London, Jan 9 (ANI): Sources close to US President-elect Barrack Obama's transition team have said that he is likely to establish a channel for communicating with the Islamist organization Hamas in Palestine.
According to a report in the Guardian, the incoming Obama administration is prepared to abandon George Bush's doctrine of isolating Hamas, by opening contacts with the organization.
The move to open contacts with Hamas, which could be initiated through the US intelligence services, would represent a definitive break with the Bush presidency's ostracizing of the group.
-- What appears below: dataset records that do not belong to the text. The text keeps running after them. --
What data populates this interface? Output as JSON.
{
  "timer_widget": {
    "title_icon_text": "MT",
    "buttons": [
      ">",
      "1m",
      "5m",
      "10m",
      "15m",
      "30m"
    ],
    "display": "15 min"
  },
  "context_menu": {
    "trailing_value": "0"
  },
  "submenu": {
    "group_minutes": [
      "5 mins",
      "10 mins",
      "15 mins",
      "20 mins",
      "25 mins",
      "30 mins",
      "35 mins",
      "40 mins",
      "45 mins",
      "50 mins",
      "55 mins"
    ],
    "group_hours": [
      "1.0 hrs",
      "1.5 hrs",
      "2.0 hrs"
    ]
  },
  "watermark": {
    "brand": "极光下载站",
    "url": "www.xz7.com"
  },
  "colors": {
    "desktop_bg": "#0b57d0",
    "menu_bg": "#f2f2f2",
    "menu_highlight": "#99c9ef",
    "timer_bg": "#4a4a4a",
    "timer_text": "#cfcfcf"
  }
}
The state department has designated Hamas a terrorist organisation, and in 2006, Congress passed a law banning US financial aid to the group.
There is no talk of Obama approving direct diplomatic negotiations with Hamas early on, but he is being urged by advisers to initiate low-level or clandestine approaches, and there is growing recognition in Washington that the policy of ostracizing Hamas is counter-productive.
A potential contender for a -foreign policy role in the Obama administration suggested that the president-elect would not be bound by the Bush doctrine of isolating Hamas.
"This is going to be an administration that is committed to negotiating with -critical parties on critical issues," the source said.
A tested course would be to start contacts through Hamas and the US intelligence services, similar to the secret process through which the US engaged with the PLO in the 1970s.
Meanwhile, a UN resolution was agreed last night at the UN, calling for an immediate and unconditional ceasefire between Hamas and Israeli forces in Gaza.
The resolution was passed, though the US, represented by secretary of state Condoleezza Rice, abstained.
The two weeks since Israel began its military campaign against Gaza have heightened anticipation about how Obama intends to deal with the Middle East.
He adopted a strongly pro-Israel position during the election campaign, as did his erstwhile opponent and choice for secretary of state, Hillary Clinton.
But, it is widely thought Obama would adopt a more even-handed approach once he is president. (ANI)